This question shouldn't even need an answer. Yes, some air can be harmful.
Air Pollution and Illness
Almost 5 million people die each year because of air pollution. In fact, polluted air causes more deaths than traffic accidents. Air pollution harms the respiratory and circulatory systems. Both outdoor and indoor air can be polluted.
Outdoor Air Pollution

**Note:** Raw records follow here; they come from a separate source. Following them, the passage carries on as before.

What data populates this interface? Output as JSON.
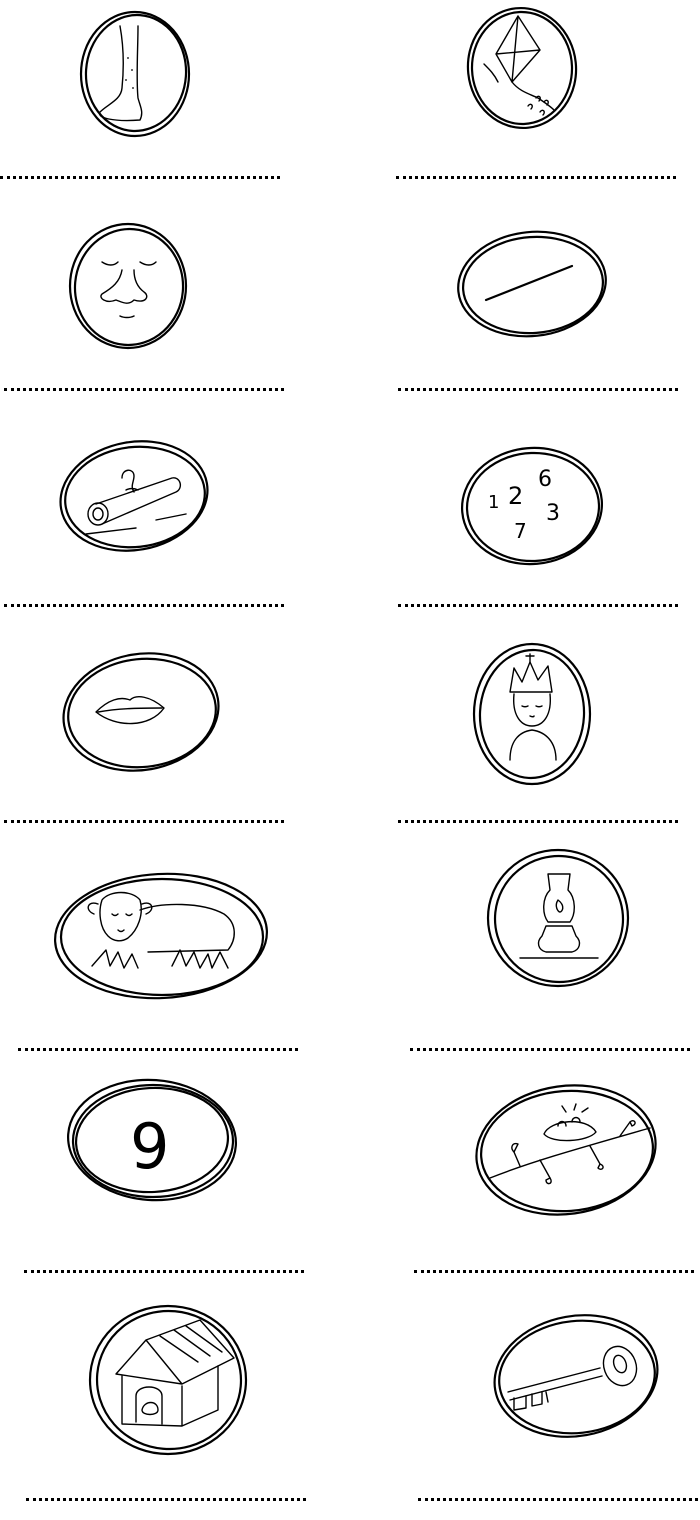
{
  "worksheet": {
    "items": [
      {
        "icon": "leg-icon"
      },
      {
        "icon": "kite-icon"
      },
      {
        "icon": "nose-face-icon"
      },
      {
        "icon": "line-dash-icon"
      },
      {
        "icon": "log-icon"
      },
      {
        "icon": "numbers-icon",
        "digits": [
          "1",
          "2",
          "6",
          "3",
          "7"
        ]
      },
      {
        "icon": "lips-icon"
      },
      {
        "icon": "king-icon"
      },
      {
        "icon": "lamb-icon"
      },
      {
        "icon": "lamp-icon"
      },
      {
        "icon": "nine-icon",
        "digit": "9"
      },
      {
        "icon": "nest-icon"
      },
      {
        "icon": "kennel-icon"
      },
      {
        "icon": "key-icon"
      }
    ]
  }
}
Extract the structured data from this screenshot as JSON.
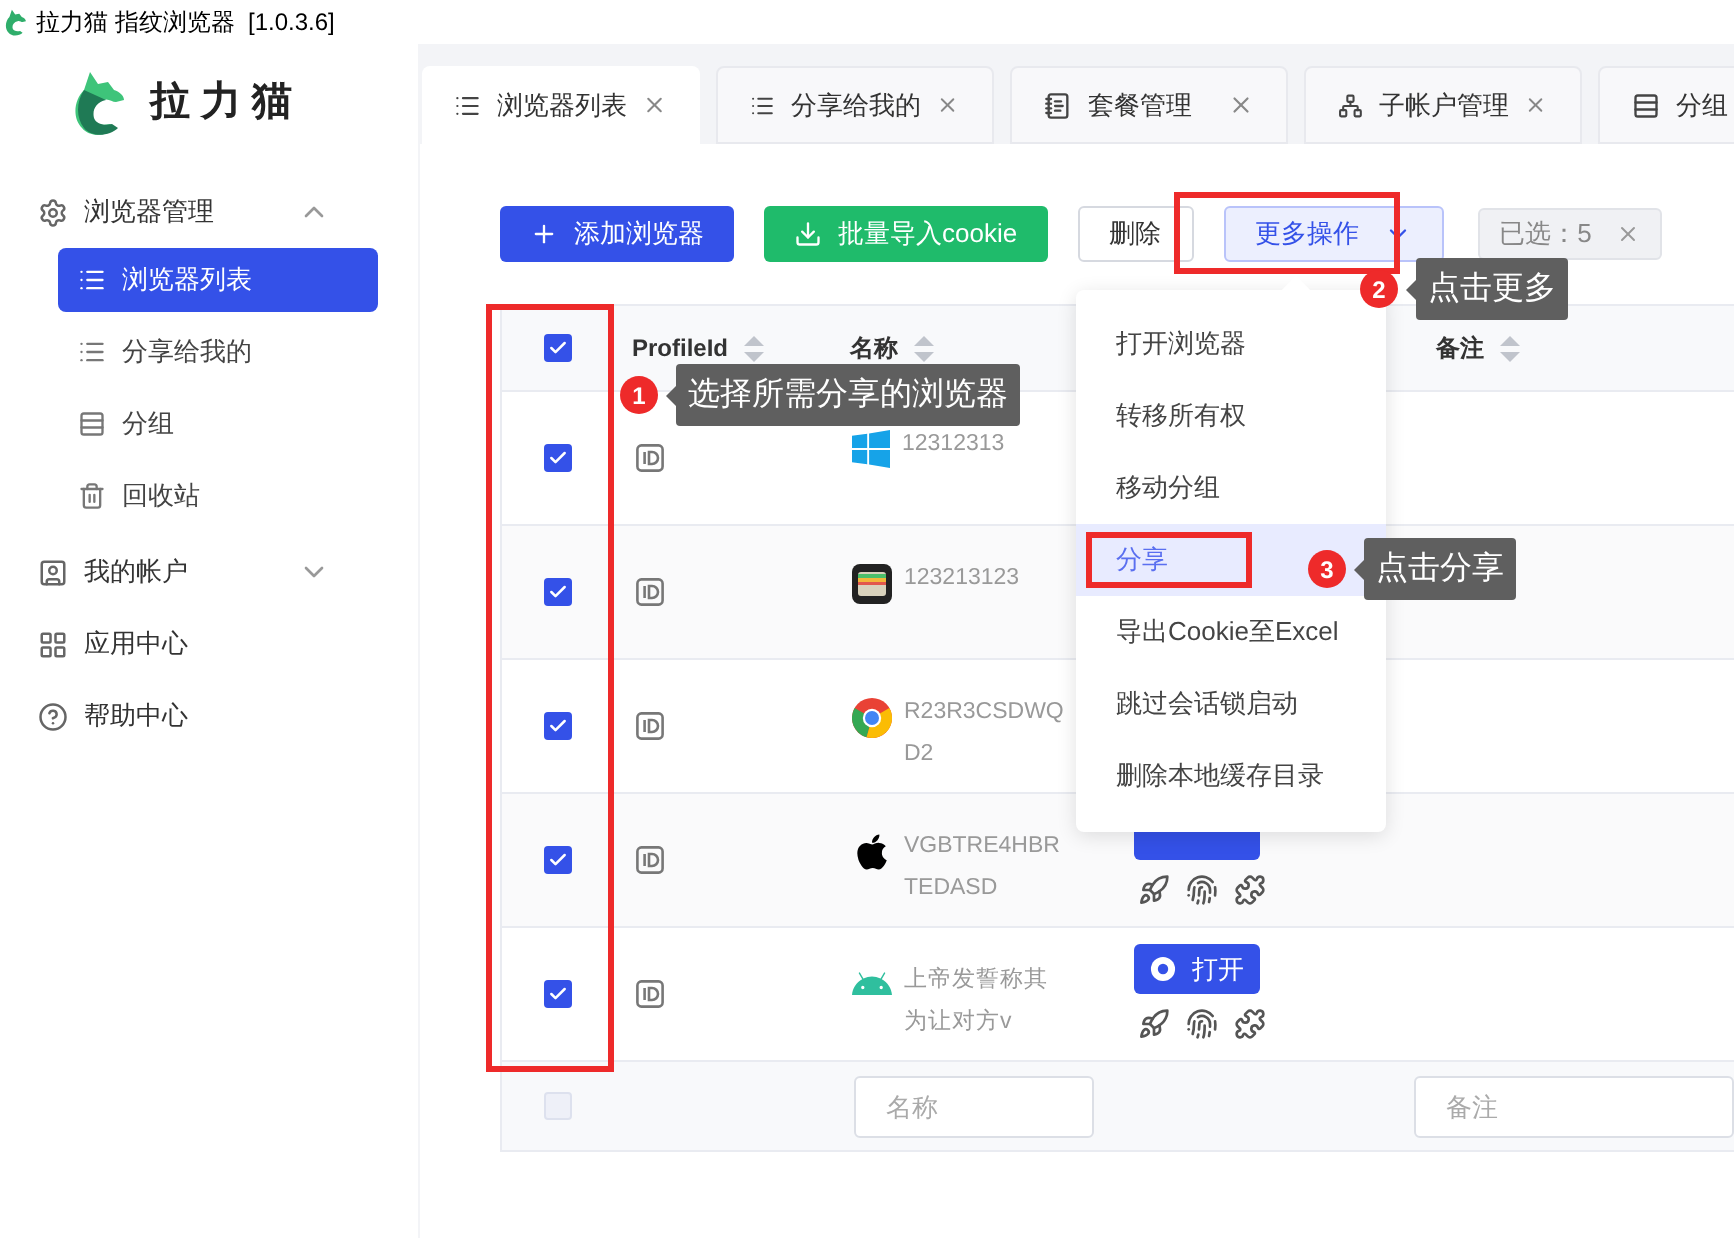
{
  "window": {
    "title": "拉力猫 指纹浏览器  [1.0.3.6]"
  },
  "sidebar": {
    "logo": "拉 力 猫",
    "items": [
      {
        "label": "浏览器管理",
        "expanded": true,
        "children": [
          {
            "label": "浏览器列表",
            "selected": true
          },
          {
            "label": "分享给我的",
            "selected": false
          },
          {
            "label": "分组",
            "selected": false
          },
          {
            "label": "回收站",
            "selected": false
          }
        ]
      },
      {
        "label": "我的帐户",
        "expanded": false
      },
      {
        "label": "应用中心"
      },
      {
        "label": "帮助中心"
      }
    ]
  },
  "tabs": [
    {
      "label": "浏览器列表",
      "selected": true
    },
    {
      "label": "分享给我的",
      "selected": false
    },
    {
      "label": "套餐管理",
      "selected": false
    },
    {
      "label": "子帐户管理",
      "selected": false
    },
    {
      "label": "分组",
      "selected": false
    }
  ],
  "toolbar": {
    "buttons": [
      {
        "label": "添加浏览器",
        "kind": "primary"
      },
      {
        "label": "批量导入cookie",
        "kind": "success"
      },
      {
        "label": "删除",
        "kind": "plain"
      },
      {
        "label": "更多操作",
        "kind": "dropdown"
      }
    ],
    "selected_count": "已选：5"
  },
  "table": {
    "select_all": true,
    "columns": [
      "ProfileId",
      "名称",
      "备注"
    ],
    "rows": [
      {
        "kind": "windows",
        "name": "12312313",
        "checked": true
      },
      {
        "kind": "wallet",
        "name": "123213123",
        "checked": true
      },
      {
        "kind": "chrome",
        "name": "R23R3CSDWQD2",
        "checked": true
      },
      {
        "kind": "apple",
        "name": "VGBTRE4HBRTEDASD",
        "checked": true,
        "covered_open_button": true
      },
      {
        "kind": "android",
        "name": "上帝发誓称其为让对方v",
        "checked": true,
        "open_button": "打开"
      }
    ],
    "filter_row": {
      "checked": false,
      "fields": [
        {
          "placeholder": "名称"
        },
        {
          "placeholder": "备注"
        }
      ]
    }
  },
  "dropdown_menu": {
    "items": [
      {
        "label": "打开浏览器",
        "selected": false
      },
      {
        "label": "转移所有权",
        "selected": false
      },
      {
        "label": "移动分组",
        "selected": false
      },
      {
        "label": "分享",
        "selected": true
      },
      {
        "label": "导出Cookie至Excel",
        "selected": false
      },
      {
        "label": "跳过会话锁启动",
        "selected": false
      },
      {
        "label": "删除本地缓存目录",
        "selected": false
      }
    ]
  },
  "callouts": [
    {
      "number": "1",
      "text": "选择所需分享的浏览器"
    },
    {
      "number": "2",
      "text": "点击更多"
    },
    {
      "number": "3",
      "text": "点击分享"
    }
  ]
}
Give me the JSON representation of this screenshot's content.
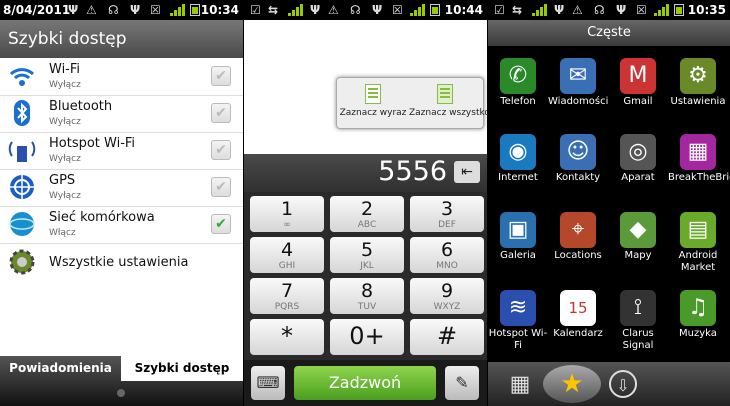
{
  "panel1": {
    "status": {
      "time": "10:34",
      "date": "8/04/2011"
    },
    "title": "Szybki dostęp",
    "items": [
      {
        "label": "Wi-Fi",
        "sub": "Wyłącz",
        "checked": false,
        "icon": "wifi-icon"
      },
      {
        "label": "Bluetooth",
        "sub": "Wyłącz",
        "checked": false,
        "icon": "bluetooth-icon"
      },
      {
        "label": "Hotspot Wi-Fi",
        "sub": "Wyłącz",
        "checked": false,
        "icon": "hotspot-icon"
      },
      {
        "label": "GPS",
        "sub": "Wyłącz",
        "checked": false,
        "icon": "gps-icon"
      },
      {
        "label": "Sieć komórkowa",
        "sub": "Włącz",
        "checked": true,
        "icon": "mobile-network-icon"
      }
    ],
    "all_settings": "Wszystkie ustawienia",
    "tabs": [
      "Powiadomienia",
      "Szybki dostęp"
    ]
  },
  "panel2": {
    "status": {
      "time": "10:44"
    },
    "popup": {
      "select_word": "Zaznacz wyraz",
      "select_all": "Zaznacz wszystko"
    },
    "number": "5556",
    "keys": [
      {
        "d": "1",
        "l": "∞"
      },
      {
        "d": "2",
        "l": "ABC"
      },
      {
        "d": "3",
        "l": "DEF"
      },
      {
        "d": "4",
        "l": "GHI"
      },
      {
        "d": "5",
        "l": "JKL"
      },
      {
        "d": "6",
        "l": "MNO"
      },
      {
        "d": "7",
        "l": "PQRS"
      },
      {
        "d": "8",
        "l": "TUV"
      },
      {
        "d": "9",
        "l": "WXYZ"
      },
      {
        "d": "*",
        "l": ""
      },
      {
        "d": "0+",
        "l": ""
      },
      {
        "d": "#",
        "l": ""
      }
    ],
    "call": "Zadzwoń"
  },
  "panel3": {
    "status": {
      "time": "10:35"
    },
    "title": "Częste",
    "apps": [
      {
        "label": "Telefon",
        "icon": "phone-icon",
        "glyph": "✆",
        "color": "#2a8a2a"
      },
      {
        "label": "Wiadomości",
        "icon": "messages-icon",
        "glyph": "✉",
        "color": "#3a6fb5"
      },
      {
        "label": "Gmail",
        "icon": "gmail-icon",
        "glyph": "M",
        "color": "#c33"
      },
      {
        "label": "Ustawienia",
        "icon": "settings-icon",
        "glyph": "⚙",
        "color": "#6a8a2a"
      },
      {
        "label": "Internet",
        "icon": "globe-icon",
        "glyph": "◉",
        "color": "#1a7abf"
      },
      {
        "label": "Kontakty",
        "icon": "contacts-icon",
        "glyph": "☺",
        "color": "#3a6fb5"
      },
      {
        "label": "Aparat",
        "icon": "camera-icon",
        "glyph": "◎",
        "color": "#555"
      },
      {
        "label": "BreakTheBricks",
        "icon": "breakthebricks-icon",
        "glyph": "▦",
        "color": "#a3289f"
      },
      {
        "label": "Galeria",
        "icon": "gallery-icon",
        "glyph": "▣",
        "color": "#2a6faf"
      },
      {
        "label": "Locations",
        "icon": "locations-icon",
        "glyph": "⌖",
        "color": "#b5472a"
      },
      {
        "label": "Mapy",
        "icon": "maps-icon",
        "glyph": "◆",
        "color": "#5a9a3a"
      },
      {
        "label": "Android Market",
        "icon": "market-icon",
        "glyph": "▤",
        "color": "#6aaa2a"
      },
      {
        "label": "Hotspot Wi-Fi",
        "icon": "hotspot-icon",
        "glyph": "≋",
        "color": "#2a4faf"
      },
      {
        "label": "Kalendarz",
        "icon": "calendar-icon",
        "glyph": "15",
        "color": "#c33"
      },
      {
        "label": "Clarus Signal",
        "icon": "signal-tower-icon",
        "glyph": "⟟",
        "color": "#333"
      },
      {
        "label": "Muzyka",
        "icon": "music-icon",
        "glyph": "♫",
        "color": "#4a9a2a"
      }
    ]
  }
}
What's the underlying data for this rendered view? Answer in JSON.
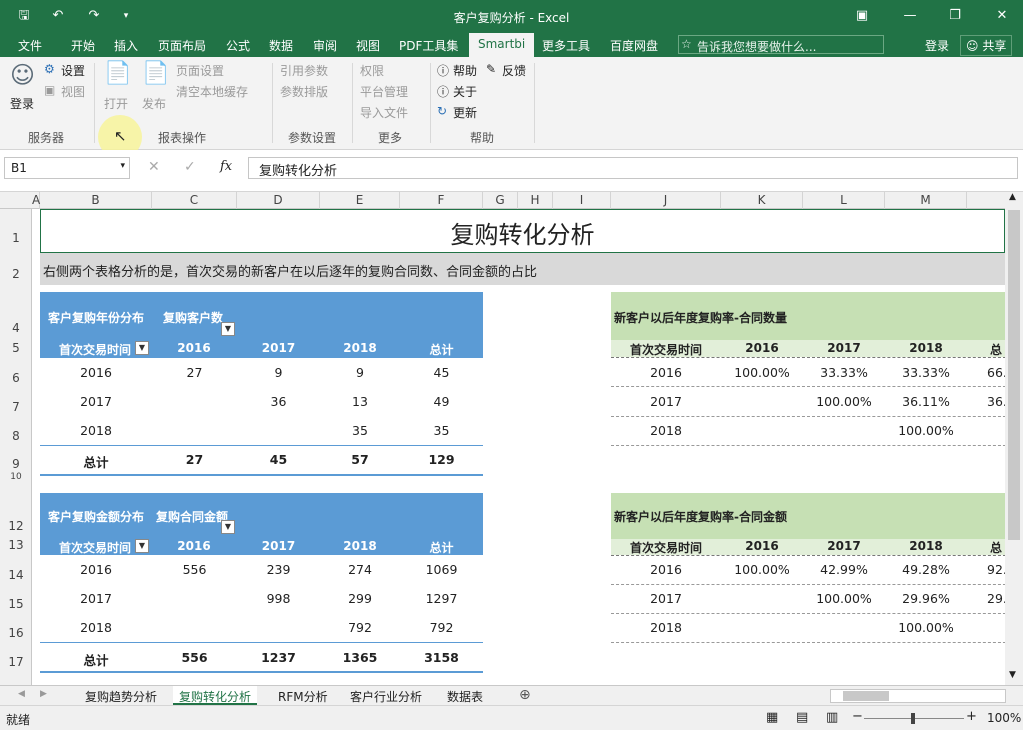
{
  "window": {
    "title": "客户复购分析 - Excel"
  },
  "tabs": [
    "文件",
    "开始",
    "插入",
    "页面布局",
    "公式",
    "数据",
    "审阅",
    "视图",
    "PDF工具集",
    "Smartbi",
    "更多工具",
    "百度网盘"
  ],
  "tellme_placeholder": "告诉我您想要做什么...",
  "account": {
    "login": "登录",
    "share": "共享"
  },
  "ribbon": {
    "login": "登录",
    "settings": "设置",
    "view": "视图",
    "open": "打开",
    "publish": "发布",
    "page_setup": "页面设置",
    "clear_cache": "清空本地缓存",
    "ref_params": "引用参数",
    "param_sort": "参数排版",
    "permission": "权限",
    "platform_mgmt": "平台管理",
    "import_file": "导入文件",
    "help": "帮助",
    "about": "关于",
    "update": "更新",
    "feedback": "反馈",
    "groups": [
      "服务器",
      "报表操作",
      "参数设置",
      "更多",
      "帮助"
    ]
  },
  "formula": {
    "name_box": "B1",
    "fx": "fx",
    "content": "复购转化分析"
  },
  "columns": [
    "A",
    "B",
    "C",
    "D",
    "E",
    "F",
    "G",
    "H",
    "I",
    "J",
    "K",
    "L",
    "M"
  ],
  "rows": [
    "1",
    "2",
    "4",
    "5",
    "6",
    "7",
    "8",
    "9",
    "10",
    "12",
    "13",
    "14",
    "15",
    "16",
    "17"
  ],
  "sheet": {
    "title": "复购转化分析",
    "desc": "右侧两个表格分析的是，首次交易的新客户在以后逐年的复购合同数、合同金额的占比",
    "t1": {
      "h1": "客户复购年份分布",
      "h2": "复购客户数",
      "rowlabel": "首次交易时间",
      "cols": [
        "2016",
        "2017",
        "2018",
        "总计"
      ],
      "rows": [
        [
          "2016",
          "27",
          "9",
          "9",
          "45"
        ],
        [
          "2017",
          "",
          "36",
          "13",
          "49"
        ],
        [
          "2018",
          "",
          "",
          "35",
          "35"
        ]
      ],
      "total": [
        "总计",
        "27",
        "45",
        "57",
        "129"
      ]
    },
    "t2": {
      "h1": "客户复购金额分布",
      "h2": "复购合同金额",
      "rowlabel": "首次交易时间",
      "cols": [
        "2016",
        "2017",
        "2018",
        "总计"
      ],
      "rows": [
        [
          "2016",
          "556",
          "239",
          "274",
          "1069"
        ],
        [
          "2017",
          "",
          "998",
          "299",
          "1297"
        ],
        [
          "2018",
          "",
          "",
          "792",
          "792"
        ]
      ],
      "total": [
        "总计",
        "556",
        "1237",
        "1365",
        "3158"
      ]
    },
    "t3": {
      "title": "新客户以后年度复购率-合同数量",
      "rowlabel": "首次交易时间",
      "cols": [
        "2016",
        "2017",
        "2018",
        "总"
      ],
      "rows": [
        [
          "2016",
          "100.00%",
          "33.33%",
          "33.33%",
          "66."
        ],
        [
          "2017",
          "",
          "100.00%",
          "36.11%",
          "36."
        ],
        [
          "2018",
          "",
          "",
          "100.00%",
          ""
        ]
      ]
    },
    "t4": {
      "title": "新客户以后年度复购率-合同金额",
      "rowlabel": "首次交易时间",
      "cols": [
        "2016",
        "2017",
        "2018",
        "总"
      ],
      "rows": [
        [
          "2016",
          "100.00%",
          "42.99%",
          "49.28%",
          "92."
        ],
        [
          "2017",
          "",
          "100.00%",
          "29.96%",
          "29."
        ],
        [
          "2018",
          "",
          "",
          "100.00%",
          ""
        ]
      ]
    }
  },
  "sheet_tabs": [
    "复购趋势分析",
    "复购转化分析",
    "RFM分析",
    "客户行业分析",
    "数据表"
  ],
  "status": {
    "ready": "就绪",
    "zoom": "100%"
  },
  "colors": {
    "excel_green": "#217346",
    "pivot_blue": "#5b9bd5",
    "pivot_green": "#c6e0b4"
  }
}
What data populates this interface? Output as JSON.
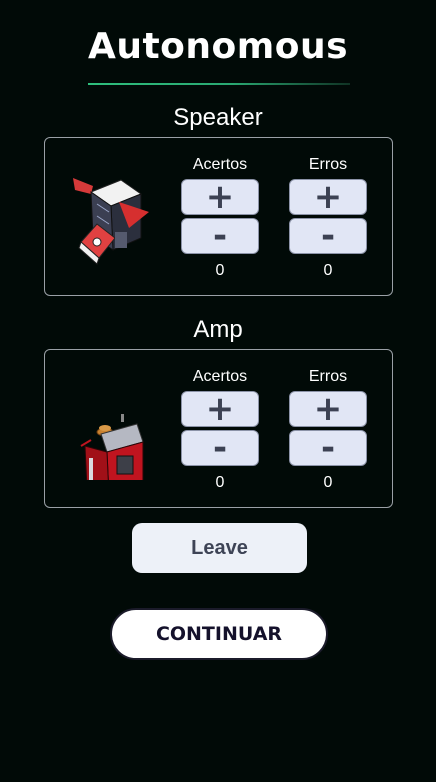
{
  "page": {
    "title": "Autonomous"
  },
  "sections": [
    {
      "title": "Speaker",
      "robot_image": "speaker-robot-image",
      "columns": [
        {
          "label": "Acertos",
          "plus": "+",
          "minus": "-",
          "count": "0"
        },
        {
          "label": "Erros",
          "plus": "+",
          "minus": "-",
          "count": "0"
        }
      ]
    },
    {
      "title": "Amp",
      "robot_image": "amp-robot-image",
      "columns": [
        {
          "label": "Acertos",
          "plus": "+",
          "minus": "-",
          "count": "0"
        },
        {
          "label": "Erros",
          "plus": "+",
          "minus": "-",
          "count": "0"
        }
      ]
    }
  ],
  "buttons": {
    "leave": "Leave",
    "continuar": "CONTINUAR"
  },
  "colors": {
    "background": "#010a07",
    "accent_line": "#2fbf7d",
    "counter_button": "#e1e6f5",
    "counter_text": "#3c4153"
  }
}
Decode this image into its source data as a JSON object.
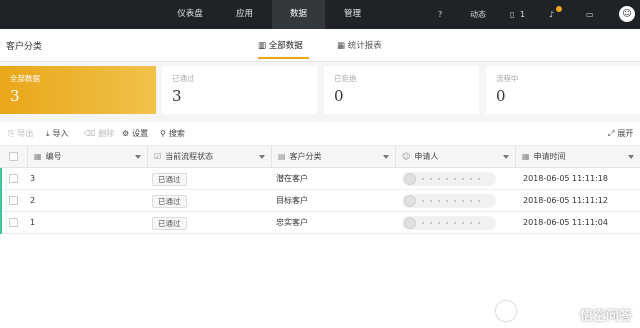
{
  "topnav": {
    "items": [
      {
        "label": "仪表盘"
      },
      {
        "label": "应用"
      },
      {
        "label": "数据"
      },
      {
        "label": "管理"
      }
    ],
    "help_icon": "?",
    "activity_label": "动态",
    "tasks_count": "1",
    "avatar_icon": "☺"
  },
  "page": {
    "title": "客户分类",
    "tabs": [
      {
        "label": "全部数据",
        "icon": "bar-chart-icon"
      },
      {
        "label": "统计报表",
        "icon": "table-icon"
      }
    ]
  },
  "stats": [
    {
      "label": "全部数据",
      "value": "3"
    },
    {
      "label": "已通过",
      "value": "3"
    },
    {
      "label": "已拒绝",
      "value": "0"
    },
    {
      "label": "流程中",
      "value": "0"
    }
  ],
  "toolbar": {
    "export": "导出",
    "import": "导入",
    "delete": "删除",
    "settings": "设置",
    "search": "搜索",
    "expand": "展开"
  },
  "table": {
    "columns": [
      "编号",
      "当前流程状态",
      "客户分类",
      "申请人",
      "申请时间"
    ],
    "rows": [
      {
        "id": "3",
        "status": "已通过",
        "category": "潜在客户",
        "time": "2018-06-05 11:11:18"
      },
      {
        "id": "2",
        "status": "已通过",
        "category": "目标客户",
        "time": "2018-06-05 11:11:12"
      },
      {
        "id": "1",
        "status": "已通过",
        "category": "忠实客户",
        "time": "2018-06-05 11:11:04"
      }
    ]
  },
  "watermark": "悟空问答",
  "colors": {
    "accent": "#e9a71a",
    "topbar": "#1f2327",
    "row_marker": "#3cc6a0"
  }
}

The Air Quality Index (AQI) is an assessment of the pollutants in the outdoor air based on their human health effects. The health risks associated with different values of AQI are shown in Figure below. When AQI is high, you should limit the time you spend outdoors. Avoiding exposure to air pollution can help limit its impact on your health. People with certain health problems, including asthma, are very sensitive to the effects of air pollution. They need to be especially careful to avoid it.
AQI generally refers to the levels of ground-level ozone and particulates. Ozone is a gas that forms close to the ground when air pollutants are heated by sunlight. It is one of the main components of smog (see Figure below). Smog also contains particulates. Particulates are tiny particles of solids or liquids suspended in the air. They are produced mainly by the burning of fossil fuels. The particles settle in airways and the lungs, where they cause damage.
Indoor Air Pollution
Indoor air may be even more polluted than outdoor air. It may contain harmful substances such as mold, bacteria, and radon. It may also contain carbon monoxide. Carbon monoxide is a gas produced by furnaces and other devices that burn fuel. If it is inhaled, it replaces oxygen in the blood and quickly leads to death. Carbon monoxide is colorless and odorless, but it can be detected with a carbon monoxide detector like the one in Figure below.
- Both outdoor and indoor air may contain pollutants that can cause human illness and death.
- How can you use the Air Quality Index to protect your health?
- Explain why ground-level ozone is usually a worse problem in the summer than in the winter in North America.
- Compare and contrast pollutants in outdoor and indoor air, including their effects on human health.
|[Figure 1]||License: CC BY-NC|
|[Figure 2]||Credit: Courtesy of EPA
License: Public Domain
|[Figure 3]||Credit: Flickr:TravelingOtter
License: CC BY 2.0
|[Figure 4]||Credit: User:SineWave/Wikipedia
License: Public Domain